Google cofounders Larry Page and Sergey Brin are word-game fanatics. A perfect example of this is when Google launched its new operating structure in 2015: Alphabet.
Here’s how Page explained the name in his blog:
“We liked the name Alphabet because it means a collection of letters that represent language, one of humanity’s most important innovations, and is the core of how we index with Google search! We also like that it means alpha‑bet (Alpha is investment return above benchmark)”, he wrote.
But this was not the first time the duo had experimented with language. In 1996, before Google existed as a company, Page and Brin were already inventing names for search engines.
According to mathematician David Koller of Stanford University, and Google’s own website, Page and Brin’s first foray into the world of search engines in 1996 was called “BackRub”.
They called it that because the program analyzed the “backlinks” of the web to understand a site’s importance and which others it was linked to. BackRub was used on Stanford servers until it finally took up too much bandwidth.
However, Page decided in 1997 that the name BackRub was simply not good enough. According to Koller, Page and his roommates at Stanford began thinking of different names for search engine technology, names that would evoke the amount of data they indexed.
The name “Google” actually comes from a Stanford graduate student named Sean Anderson, writes Koller. During a brainstorming session, Anderson suggested the word “googolplex”, and Page responded with the shorter “googol”. A googol is an extremely large number: the number 10 raised to the power of 100, which written in its entirety would be a 1 followed by 100 zeros. That’s a number greater than the number of hydrogen atoms in the known universe. The American mathematician Edward Kasner first introduced the term googol in 1938.

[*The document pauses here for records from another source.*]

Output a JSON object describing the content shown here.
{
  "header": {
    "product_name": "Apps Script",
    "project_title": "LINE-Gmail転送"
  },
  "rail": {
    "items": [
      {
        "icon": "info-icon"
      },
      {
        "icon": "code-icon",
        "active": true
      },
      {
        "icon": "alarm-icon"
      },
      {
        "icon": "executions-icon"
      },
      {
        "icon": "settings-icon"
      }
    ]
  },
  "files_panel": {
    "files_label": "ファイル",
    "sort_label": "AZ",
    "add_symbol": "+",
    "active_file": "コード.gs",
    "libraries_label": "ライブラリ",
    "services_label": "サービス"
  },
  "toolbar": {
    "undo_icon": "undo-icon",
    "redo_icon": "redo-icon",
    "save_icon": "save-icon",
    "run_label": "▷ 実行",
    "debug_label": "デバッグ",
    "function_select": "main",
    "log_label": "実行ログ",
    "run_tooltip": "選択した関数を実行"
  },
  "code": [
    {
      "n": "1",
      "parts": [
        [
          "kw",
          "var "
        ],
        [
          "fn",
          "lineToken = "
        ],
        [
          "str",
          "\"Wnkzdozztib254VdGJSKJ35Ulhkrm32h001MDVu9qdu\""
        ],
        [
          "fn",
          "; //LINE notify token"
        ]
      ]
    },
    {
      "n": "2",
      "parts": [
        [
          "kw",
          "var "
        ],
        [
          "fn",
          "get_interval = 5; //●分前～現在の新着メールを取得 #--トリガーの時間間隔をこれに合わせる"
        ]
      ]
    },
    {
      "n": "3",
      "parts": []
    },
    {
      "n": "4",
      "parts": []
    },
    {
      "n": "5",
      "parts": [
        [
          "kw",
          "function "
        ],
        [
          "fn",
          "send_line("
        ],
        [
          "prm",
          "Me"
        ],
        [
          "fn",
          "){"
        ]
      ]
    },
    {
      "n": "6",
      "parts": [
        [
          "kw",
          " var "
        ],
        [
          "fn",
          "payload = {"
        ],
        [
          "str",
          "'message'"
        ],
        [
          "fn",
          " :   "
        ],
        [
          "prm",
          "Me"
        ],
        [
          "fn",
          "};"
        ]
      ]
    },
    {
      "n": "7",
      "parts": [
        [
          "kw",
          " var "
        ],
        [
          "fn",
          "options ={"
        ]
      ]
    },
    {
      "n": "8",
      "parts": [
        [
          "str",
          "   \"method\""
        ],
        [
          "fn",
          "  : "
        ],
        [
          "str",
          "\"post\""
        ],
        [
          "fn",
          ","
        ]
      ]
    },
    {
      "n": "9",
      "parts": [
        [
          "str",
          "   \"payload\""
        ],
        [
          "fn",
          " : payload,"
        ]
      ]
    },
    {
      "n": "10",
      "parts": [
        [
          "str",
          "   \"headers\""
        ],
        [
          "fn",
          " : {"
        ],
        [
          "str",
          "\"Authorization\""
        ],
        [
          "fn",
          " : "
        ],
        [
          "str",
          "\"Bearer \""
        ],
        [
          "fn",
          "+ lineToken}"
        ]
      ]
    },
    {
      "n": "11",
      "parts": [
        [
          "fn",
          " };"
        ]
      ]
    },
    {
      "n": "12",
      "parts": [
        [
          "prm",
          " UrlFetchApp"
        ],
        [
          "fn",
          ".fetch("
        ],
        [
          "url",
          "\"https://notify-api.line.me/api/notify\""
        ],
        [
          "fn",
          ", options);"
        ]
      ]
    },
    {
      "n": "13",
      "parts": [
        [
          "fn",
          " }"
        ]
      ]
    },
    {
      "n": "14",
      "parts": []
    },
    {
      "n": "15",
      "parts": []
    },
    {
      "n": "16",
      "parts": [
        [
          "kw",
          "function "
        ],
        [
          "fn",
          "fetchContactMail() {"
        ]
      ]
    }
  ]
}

Anderson registered the domain. Shortly afterwards, on September 15, 1997, he took the step of registering the name “google.com”. In a few months it became the most powerful internet domain in the world.